* EXERCISE MATERIALS *

******************************

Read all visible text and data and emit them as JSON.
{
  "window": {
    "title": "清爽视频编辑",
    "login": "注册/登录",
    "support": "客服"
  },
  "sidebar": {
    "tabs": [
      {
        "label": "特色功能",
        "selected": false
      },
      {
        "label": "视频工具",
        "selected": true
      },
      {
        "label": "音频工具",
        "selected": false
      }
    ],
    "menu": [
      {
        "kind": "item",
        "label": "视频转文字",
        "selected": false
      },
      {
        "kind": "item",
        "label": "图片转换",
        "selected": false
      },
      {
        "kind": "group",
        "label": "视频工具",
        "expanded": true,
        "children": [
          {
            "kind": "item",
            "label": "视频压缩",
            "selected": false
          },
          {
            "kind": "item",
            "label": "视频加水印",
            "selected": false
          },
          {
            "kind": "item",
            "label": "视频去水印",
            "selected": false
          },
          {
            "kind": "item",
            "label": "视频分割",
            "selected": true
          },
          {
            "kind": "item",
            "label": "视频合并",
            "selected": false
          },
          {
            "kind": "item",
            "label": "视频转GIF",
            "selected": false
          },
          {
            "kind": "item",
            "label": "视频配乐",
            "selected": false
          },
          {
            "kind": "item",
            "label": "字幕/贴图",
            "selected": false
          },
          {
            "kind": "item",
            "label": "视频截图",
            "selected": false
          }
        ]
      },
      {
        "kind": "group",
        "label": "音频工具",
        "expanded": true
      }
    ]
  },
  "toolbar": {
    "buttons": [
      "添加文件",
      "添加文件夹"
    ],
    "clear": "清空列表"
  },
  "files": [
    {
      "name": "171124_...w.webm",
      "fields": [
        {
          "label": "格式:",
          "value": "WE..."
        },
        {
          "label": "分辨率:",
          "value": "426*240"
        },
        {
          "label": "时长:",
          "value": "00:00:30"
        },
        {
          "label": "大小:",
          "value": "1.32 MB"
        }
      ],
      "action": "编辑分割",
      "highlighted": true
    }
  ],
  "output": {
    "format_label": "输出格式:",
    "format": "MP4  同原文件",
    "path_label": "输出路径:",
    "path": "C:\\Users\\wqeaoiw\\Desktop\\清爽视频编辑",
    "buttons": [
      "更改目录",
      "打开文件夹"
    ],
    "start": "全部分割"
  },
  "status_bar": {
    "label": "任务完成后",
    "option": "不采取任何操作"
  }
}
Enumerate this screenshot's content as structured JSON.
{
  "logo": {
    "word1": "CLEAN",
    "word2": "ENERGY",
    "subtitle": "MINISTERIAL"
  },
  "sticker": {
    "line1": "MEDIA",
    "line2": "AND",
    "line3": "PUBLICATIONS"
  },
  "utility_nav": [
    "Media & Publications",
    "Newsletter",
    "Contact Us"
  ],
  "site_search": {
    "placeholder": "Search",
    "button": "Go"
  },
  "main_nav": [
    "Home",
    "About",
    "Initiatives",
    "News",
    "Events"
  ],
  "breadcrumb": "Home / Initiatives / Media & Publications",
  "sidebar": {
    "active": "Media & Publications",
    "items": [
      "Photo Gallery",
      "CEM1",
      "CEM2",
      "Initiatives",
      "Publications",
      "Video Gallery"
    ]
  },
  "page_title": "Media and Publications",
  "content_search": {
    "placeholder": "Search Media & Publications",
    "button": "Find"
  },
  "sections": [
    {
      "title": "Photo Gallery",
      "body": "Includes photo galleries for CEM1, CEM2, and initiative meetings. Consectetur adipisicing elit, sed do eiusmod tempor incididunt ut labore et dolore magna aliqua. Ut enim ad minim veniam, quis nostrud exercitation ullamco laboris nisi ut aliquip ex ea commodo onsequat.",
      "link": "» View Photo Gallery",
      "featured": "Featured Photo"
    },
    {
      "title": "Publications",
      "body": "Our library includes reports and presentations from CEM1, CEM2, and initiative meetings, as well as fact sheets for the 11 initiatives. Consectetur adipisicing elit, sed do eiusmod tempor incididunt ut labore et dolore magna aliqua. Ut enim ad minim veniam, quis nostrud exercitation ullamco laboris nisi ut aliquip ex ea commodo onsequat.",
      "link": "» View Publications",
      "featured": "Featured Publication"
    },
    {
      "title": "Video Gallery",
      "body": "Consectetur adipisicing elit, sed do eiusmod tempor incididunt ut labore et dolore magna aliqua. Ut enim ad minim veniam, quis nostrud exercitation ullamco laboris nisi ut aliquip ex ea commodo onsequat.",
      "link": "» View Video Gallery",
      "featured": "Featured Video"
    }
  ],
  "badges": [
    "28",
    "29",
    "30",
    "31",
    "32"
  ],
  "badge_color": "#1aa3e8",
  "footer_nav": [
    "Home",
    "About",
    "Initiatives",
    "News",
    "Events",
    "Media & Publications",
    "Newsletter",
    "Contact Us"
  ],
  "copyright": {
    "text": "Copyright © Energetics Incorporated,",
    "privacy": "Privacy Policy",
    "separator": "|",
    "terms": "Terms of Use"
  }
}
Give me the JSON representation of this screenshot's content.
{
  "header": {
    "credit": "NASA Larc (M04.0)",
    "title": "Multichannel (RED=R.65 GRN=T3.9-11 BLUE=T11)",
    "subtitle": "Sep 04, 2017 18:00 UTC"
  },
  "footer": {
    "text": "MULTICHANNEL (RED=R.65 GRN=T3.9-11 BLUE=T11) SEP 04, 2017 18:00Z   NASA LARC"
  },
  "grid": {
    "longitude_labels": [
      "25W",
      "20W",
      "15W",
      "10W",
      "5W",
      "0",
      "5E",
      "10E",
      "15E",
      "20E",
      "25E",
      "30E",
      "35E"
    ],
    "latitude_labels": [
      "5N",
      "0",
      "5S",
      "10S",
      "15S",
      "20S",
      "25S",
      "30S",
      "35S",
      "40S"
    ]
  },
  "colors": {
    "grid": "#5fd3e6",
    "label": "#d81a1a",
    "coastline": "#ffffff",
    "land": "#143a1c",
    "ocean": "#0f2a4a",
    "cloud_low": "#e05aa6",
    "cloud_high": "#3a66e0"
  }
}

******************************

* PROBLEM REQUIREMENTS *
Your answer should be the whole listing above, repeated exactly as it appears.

* REPLY *
Read all visible text and data and emit them as JSON.
{
  "window": {
    "title": "清爽视频编辑",
    "login": "注册/登录",
    "support": "客服"
  },
  "sidebar": {
    "tabs": [
      {
        "label": "特色功能",
        "selected": false
      },
      {
        "label": "视频工具",
        "selected": true
      },
      {
        "label": "音频工具",
        "selected": false
      }
    ],
    "menu": [
      {
        "kind": "item",
        "label": "视频转文字",
        "selected": false
      },
      {
        "kind": "item",
        "label": "图片转换",
        "selected": false
      },
      {
        "kind": "group",
        "label": "视频工具",
        "expanded": true,
        "children": [
          {
            "kind": "item",
            "label": "视频压缩",
            "selected": false
          },
          {
            "kind": "item",
            "label": "视频加水印",
            "selected": false
          },
          {
            "kind": "item",
            "label": "视频去水印",
            "selected": false
          },
          {
            "kind": "item",
            "label": "视频分割",
            "selected": true
          },
          {
            "kind": "item",
            "label": "视频合并",
            "selected": false
          },
          {
            "kind": "item",
            "label": "视频转GIF",
            "selected": false
          },
          {
            "kind": "item",
            "label": "视频配乐",
            "selected": false
          },
          {
            "kind": "item",
            "label": "字幕/贴图",
            "selected": false
          },
          {
            "kind": "item",
            "label": "视频截图",
            "selected": false
          }
        ]
      },
      {
        "kind": "group",
        "label": "音频工具",
        "expanded": true
      }
    ]
  },
  "toolbar": {
    "buttons": [
      "添加文件",
      "添加文件夹"
    ],
    "clear": "清空列表"
  },
  "files": [
    {
      "name": "171124_...w.webm",
      "fields": [
        {
          "label": "格式:",
          "value": "WE..."
        },
        {
          "label": "分辨率:",
          "value": "426*240"
        },
        {
          "label": "时长:",
          "value": "00:00:30"
        },
        {
          "label": "大小:",
          "value": "1.32 MB"
        }
      ],
      "action": "编辑分割",
      "highlighted": true
    }
  ],
  "output": {
    "format_label": "输出格式:",
    "format": "MP4  同原文件",
    "path_label": "输出路径:",
    "path": "C:\\Users\\wqeaoiw\\Desktop\\清爽视频编辑",
    "buttons": [
      "更改目录",
      "打开文件夹"
    ],
    "start": "全部分割"
  },
  "status_bar": {
    "label": "任务完成后",
    "option": "不采取任何操作"
  }
}
Enumerate this screenshot's content as structured JSON.
{
  "logo": {
    "word1": "CLEAN",
    "word2": "ENERGY",
    "subtitle": "MINISTERIAL"
  },
  "sticker": {
    "line1": "MEDIA",
    "line2": "AND",
    "line3": "PUBLICATIONS"
  },
  "utility_nav": [
    "Media & Publications",
    "Newsletter",
    "Contact Us"
  ],
  "site_search": {
    "placeholder": "Search",
    "button": "Go"
  },
  "main_nav": [
    "Home",
    "About",
    "Initiatives",
    "News",
    "Events"
  ],
  "breadcrumb": "Home / Initiatives / Media & Publications",
  "sidebar": {
    "active": "Media & Publications",
    "items": [
      "Photo Gallery",
      "CEM1",
      "CEM2",
      "Initiatives",
      "Publications",
      "Video Gallery"
    ]
  },
  "page_title": "Media and Publications",
  "content_search": {
    "placeholder": "Search Media & Publications",
    "button": "Find"
  },
  "sections": [
    {
      "title": "Photo Gallery",
      "body": "Includes photo galleries for CEM1, CEM2, and initiative meetings. Consectetur adipisicing elit, sed do eiusmod tempor incididunt ut labore et dolore magna aliqua. Ut enim ad minim veniam, quis nostrud exercitation ullamco laboris nisi ut aliquip ex ea commodo onsequat.",
      "link": "» View Photo Gallery",
      "featured": "Featured Photo"
    },
    {
      "title": "Publications",
      "body": "Our library includes reports and presentations from CEM1, CEM2, and initiative meetings, as well as fact sheets for the 11 initiatives. Consectetur adipisicing elit, sed do eiusmod tempor incididunt ut labore et dolore magna aliqua. Ut enim ad minim veniam, quis nostrud exercitation ullamco laboris nisi ut aliquip ex ea commodo onsequat.",
      "link": "» View Publications",
      "featured": "Featured Publication"
    },
    {
      "title": "Video Gallery",
      "body": "Consectetur adipisicing elit, sed do eiusmod tempor incididunt ut labore et dolore magna aliqua. Ut enim ad minim veniam, quis nostrud exercitation ullamco laboris nisi ut aliquip ex ea commodo onsequat.",
      "link": "» View Video Gallery",
      "featured": "Featured Video"
    }
  ],
  "badges": [
    "28",
    "29",
    "30",
    "31",
    "32"
  ],
  "badge_color": "#1aa3e8",
  "footer_nav": [
    "Home",
    "About",
    "Initiatives",
    "News",
    "Events",
    "Media & Publications",
    "Newsletter",
    "Contact Us"
  ],
  "copyright": {
    "text": "Copyright © Energetics Incorporated,",
    "privacy": "Privacy Policy",
    "separator": "|",
    "terms": "Terms of Use"
  }
}
Give me the JSON representation of this screenshot's content.
{
  "header": {
    "credit": "NASA Larc (M04.0)",
    "title": "Multichannel (RED=R.65 GRN=T3.9-11 BLUE=T11)",
    "subtitle": "Sep 04, 2017 18:00 UTC"
  },
  "footer": {
    "text": "MULTICHANNEL (RED=R.65 GRN=T3.9-11 BLUE=T11) SEP 04, 2017 18:00Z   NASA LARC"
  },
  "grid": {
    "longitude_labels": [
      "25W",
      "20W",
      "15W",
      "10W",
      "5W",
      "0",
      "5E",
      "10E",
      "15E",
      "20E",
      "25E",
      "30E",
      "35E"
    ],
    "latitude_labels": [
      "5N",
      "0",
      "5S",
      "10S",
      "15S",
      "20S",
      "25S",
      "30S",
      "35S",
      "40S"
    ]
  },
  "colors": {
    "grid": "#5fd3e6",
    "label": "#d81a1a",
    "coastline": "#ffffff",
    "land": "#143a1c",
    "ocean": "#0f2a4a",
    "cloud_low": "#e05aa6",
    "cloud_high": "#3a66e0"
  }
}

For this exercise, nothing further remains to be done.